Fort Moultrie Flag

Texas 144.1

Regular price $8.00 Sale

Items Available: 31
Unlike several of the Revolutionary War flag patches in our collection, the Fort Moultrie Flag can trace its roots to a definitive origin. Some flags of this period can bring with them word of mouth tradition and folklore which adds to their awe and glory; but when one knows the sure history of a flag, it can inspire a sense of additional pride and brings historical clarity to the feelings behind its creation.

The Fort Moultrie Flag is named after its creator, Colonel William Moultrie, who was ordered by the South Carolina Council of Safety to take Fort Johnson from the British in the fall of 1775. Fort Johnson lay on James Island at the southwestern end of the mouth of the Charleston harbor. Keeping Charleston safe in colonial control would be crucial to eliminating any British threat from the southern end of the colonies, although formal hostilities had not yet kicked-off.   With rumors swirling of a colonial invasion, all but five British troops abandoned Fort Johnson to Moultrie’s 150 invading men and the colonists took the open door fort without a shot on September 15, 1775.  

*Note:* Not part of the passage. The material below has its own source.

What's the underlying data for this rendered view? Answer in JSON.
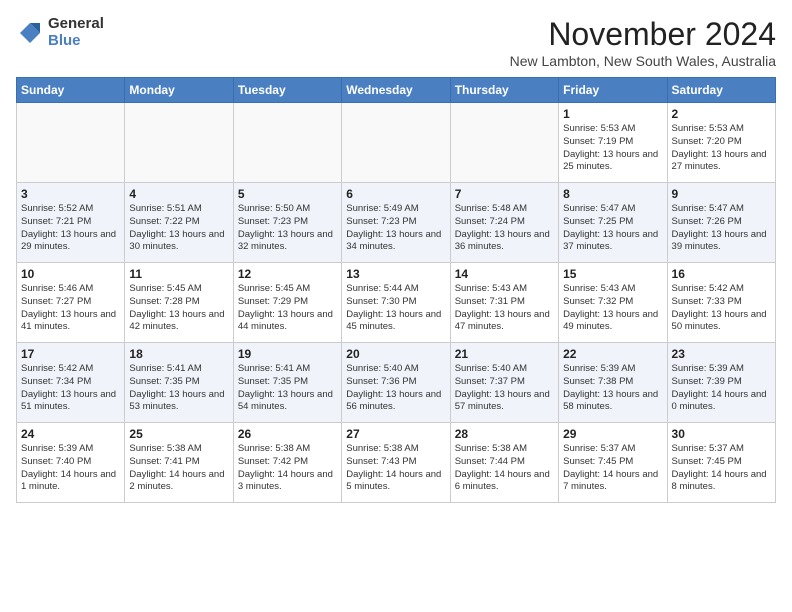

Likely with provincial timing, the British ship Cherokee arrived later that day near Fort Johnson. To ensure a clear message was sent, the Council of Safety ordered Moultrie to raise a flag above the fort to signal the British eviction and that it housed new residents. Since South Carolina lacked a flag and no official flag design would be adopted by the united colonies until 1777, the Council asked Moultrie to create one.

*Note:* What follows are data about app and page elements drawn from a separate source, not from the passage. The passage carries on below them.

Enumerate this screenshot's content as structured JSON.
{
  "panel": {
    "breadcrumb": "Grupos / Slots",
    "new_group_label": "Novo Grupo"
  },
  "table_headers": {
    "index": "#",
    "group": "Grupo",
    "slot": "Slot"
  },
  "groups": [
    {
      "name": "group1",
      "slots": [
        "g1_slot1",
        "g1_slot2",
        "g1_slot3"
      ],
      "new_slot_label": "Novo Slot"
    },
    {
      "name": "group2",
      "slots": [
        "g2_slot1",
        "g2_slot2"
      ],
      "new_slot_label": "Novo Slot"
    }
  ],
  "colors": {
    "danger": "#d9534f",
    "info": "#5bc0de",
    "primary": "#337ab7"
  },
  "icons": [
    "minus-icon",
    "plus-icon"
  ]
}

Moultrie’s design intended to pay homage to his South Carolinian troops.  The soldiers wore blue uniforms to remember the blue flag with three crescent moons that flew during their protests of the Stamp Act over a decade earlier in 1765. Their azure outfits were complimented by silver crescents on their caps with the words “Liberty or Death” emblazoned on them.  It was no accident then that Moultrie chose to capture the troops’ allegiance to their history and South Carolinian pride by using a single, white crescent moon with the word “Liberty” on it amidst a solid blue field. Such a flag would be unmistakable in meaning to the British and no doubt the Cherokee got the message quickly.

In March of 1776, Moultrie and his troops began construction of Fort Sullivan on Sullivan Island across the bay.  This spot on Sullivan Island was even more crucial to the defense of the Charleston harbor as it faced mostly south and greeted any ship navigating toward it head on before they turned west exposing their starboard sides. The construction of the fort utilized the local Palmetto trees and an abundance of sand. These fortifications were very successful in helping repel a British attack on the fort on June 28, 1776. After a nine hour battle, with several ships being severely damaged, the British fleet retreated in defeat, their first in many years.  Ultimately, Moultrie's defense of the fort and harbor that day allowed Charleston to remain in colonial control for another three years, a major help to the colonies during the war. To honor his valiant service in this battle and the victory, Fort Sullivan was renamed to Fort Moultrie.

Our Fort Moultrie Flag patch reminds the one who wears it or the one who views it of this magnificent moment in Revolutionary War history and of the fidelity, bravery, and tradition of South Carolinian patriots.

  • 3x2"
  • Woven
  • Hook Backing
  • Released: 08/13/2020